# [Dataset records]

+---+

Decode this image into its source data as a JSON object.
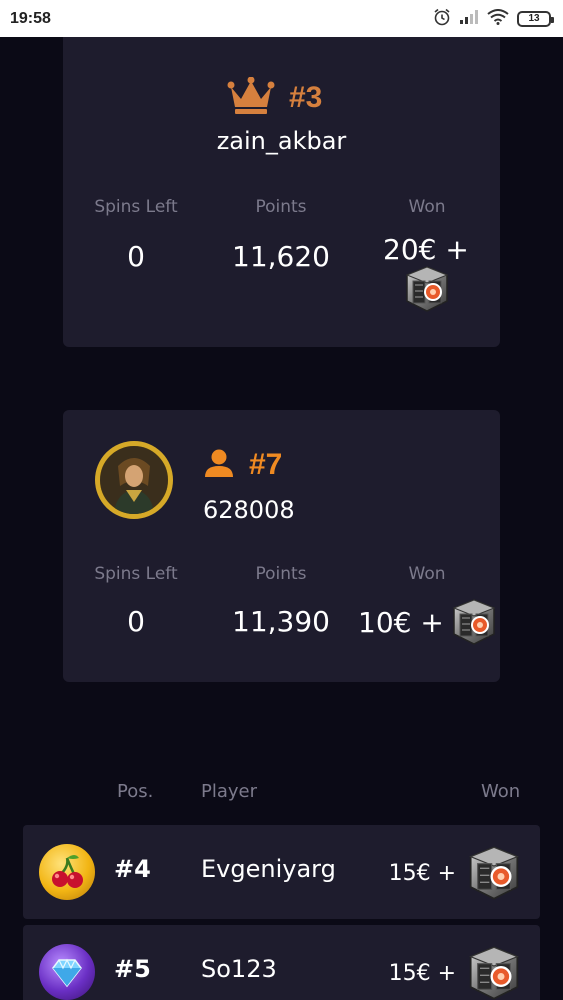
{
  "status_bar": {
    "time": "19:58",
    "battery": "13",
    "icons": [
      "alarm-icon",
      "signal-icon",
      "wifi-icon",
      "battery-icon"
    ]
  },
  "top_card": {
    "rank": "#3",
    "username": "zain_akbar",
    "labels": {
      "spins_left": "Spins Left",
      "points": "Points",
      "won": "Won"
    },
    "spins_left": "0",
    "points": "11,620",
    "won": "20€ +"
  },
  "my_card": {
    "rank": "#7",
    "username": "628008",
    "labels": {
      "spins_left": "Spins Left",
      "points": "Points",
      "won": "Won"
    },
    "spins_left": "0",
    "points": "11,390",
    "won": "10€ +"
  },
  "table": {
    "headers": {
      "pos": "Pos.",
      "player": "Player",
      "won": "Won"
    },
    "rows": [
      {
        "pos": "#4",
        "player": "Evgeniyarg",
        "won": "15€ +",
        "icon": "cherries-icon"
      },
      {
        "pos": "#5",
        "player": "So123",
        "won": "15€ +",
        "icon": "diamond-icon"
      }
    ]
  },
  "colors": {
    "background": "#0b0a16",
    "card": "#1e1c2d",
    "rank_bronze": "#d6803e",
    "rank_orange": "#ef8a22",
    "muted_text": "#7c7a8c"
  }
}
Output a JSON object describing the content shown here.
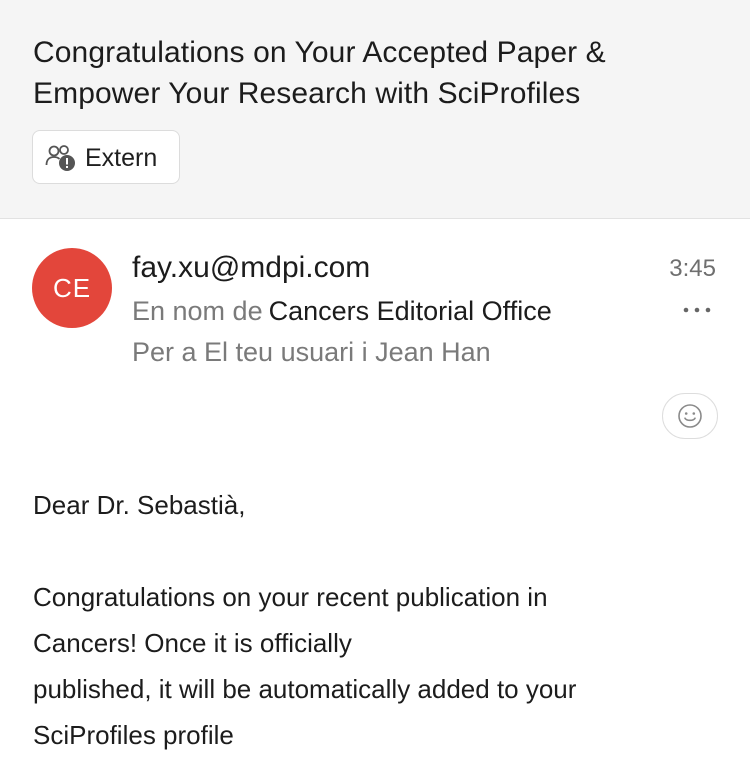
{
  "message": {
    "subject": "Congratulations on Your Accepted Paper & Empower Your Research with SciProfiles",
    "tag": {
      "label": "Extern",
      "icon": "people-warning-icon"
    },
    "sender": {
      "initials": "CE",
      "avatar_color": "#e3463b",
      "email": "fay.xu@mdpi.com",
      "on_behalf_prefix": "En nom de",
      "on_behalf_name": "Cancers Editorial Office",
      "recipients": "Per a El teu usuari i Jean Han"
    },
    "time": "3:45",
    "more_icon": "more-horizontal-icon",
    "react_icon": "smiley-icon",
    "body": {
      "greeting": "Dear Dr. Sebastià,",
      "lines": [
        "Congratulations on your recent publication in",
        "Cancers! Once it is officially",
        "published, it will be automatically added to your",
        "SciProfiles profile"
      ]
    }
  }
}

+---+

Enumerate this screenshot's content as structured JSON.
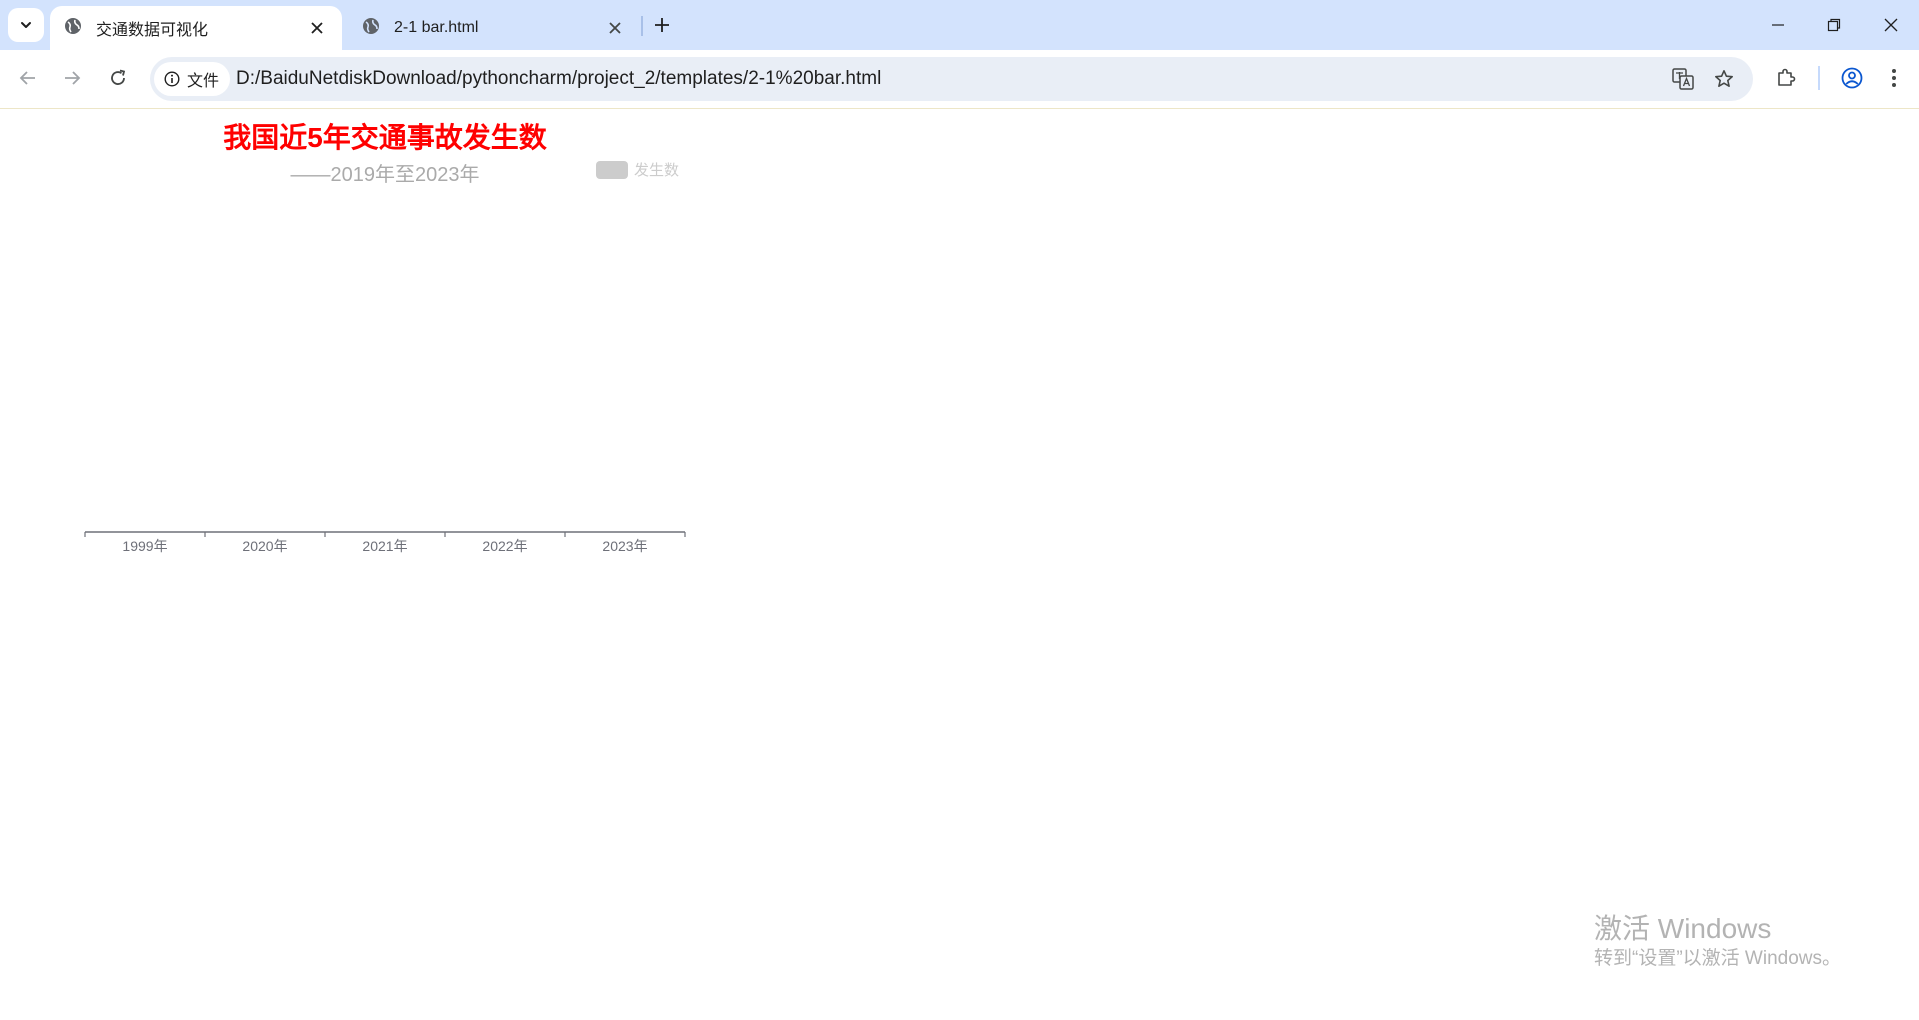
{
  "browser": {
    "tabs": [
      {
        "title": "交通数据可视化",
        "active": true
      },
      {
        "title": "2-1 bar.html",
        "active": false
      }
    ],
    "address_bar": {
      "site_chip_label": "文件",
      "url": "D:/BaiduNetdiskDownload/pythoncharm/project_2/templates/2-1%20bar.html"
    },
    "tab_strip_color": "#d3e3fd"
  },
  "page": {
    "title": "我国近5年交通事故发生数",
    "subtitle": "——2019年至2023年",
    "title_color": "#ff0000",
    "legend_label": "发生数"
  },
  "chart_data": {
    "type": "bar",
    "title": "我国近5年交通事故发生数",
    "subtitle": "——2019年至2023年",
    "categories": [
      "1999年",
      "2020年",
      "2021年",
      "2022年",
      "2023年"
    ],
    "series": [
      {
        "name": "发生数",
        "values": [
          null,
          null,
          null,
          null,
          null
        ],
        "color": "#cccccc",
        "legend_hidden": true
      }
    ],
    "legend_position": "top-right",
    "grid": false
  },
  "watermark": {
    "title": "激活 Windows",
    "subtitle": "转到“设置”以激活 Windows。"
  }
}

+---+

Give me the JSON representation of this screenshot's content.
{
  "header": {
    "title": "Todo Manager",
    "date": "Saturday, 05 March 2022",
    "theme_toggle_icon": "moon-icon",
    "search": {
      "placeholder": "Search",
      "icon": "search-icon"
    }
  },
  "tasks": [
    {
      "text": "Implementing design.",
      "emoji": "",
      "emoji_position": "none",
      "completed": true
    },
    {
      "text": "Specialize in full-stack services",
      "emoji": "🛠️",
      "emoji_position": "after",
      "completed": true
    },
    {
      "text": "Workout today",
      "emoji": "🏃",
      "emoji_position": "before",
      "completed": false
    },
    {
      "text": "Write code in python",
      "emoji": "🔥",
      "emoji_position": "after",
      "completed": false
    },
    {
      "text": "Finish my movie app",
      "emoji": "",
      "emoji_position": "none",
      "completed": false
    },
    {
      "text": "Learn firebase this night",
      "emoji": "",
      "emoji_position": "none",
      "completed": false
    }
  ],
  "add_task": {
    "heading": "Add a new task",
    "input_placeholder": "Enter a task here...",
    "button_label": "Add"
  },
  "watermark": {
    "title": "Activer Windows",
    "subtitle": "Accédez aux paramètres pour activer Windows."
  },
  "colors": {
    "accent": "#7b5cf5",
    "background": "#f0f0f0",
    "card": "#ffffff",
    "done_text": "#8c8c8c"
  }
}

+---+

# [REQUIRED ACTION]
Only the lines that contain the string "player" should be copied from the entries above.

# [EXERCISE ANSWER]
      "player": "Player",
        "player": "Evgeniyarg",
        "player": "So123",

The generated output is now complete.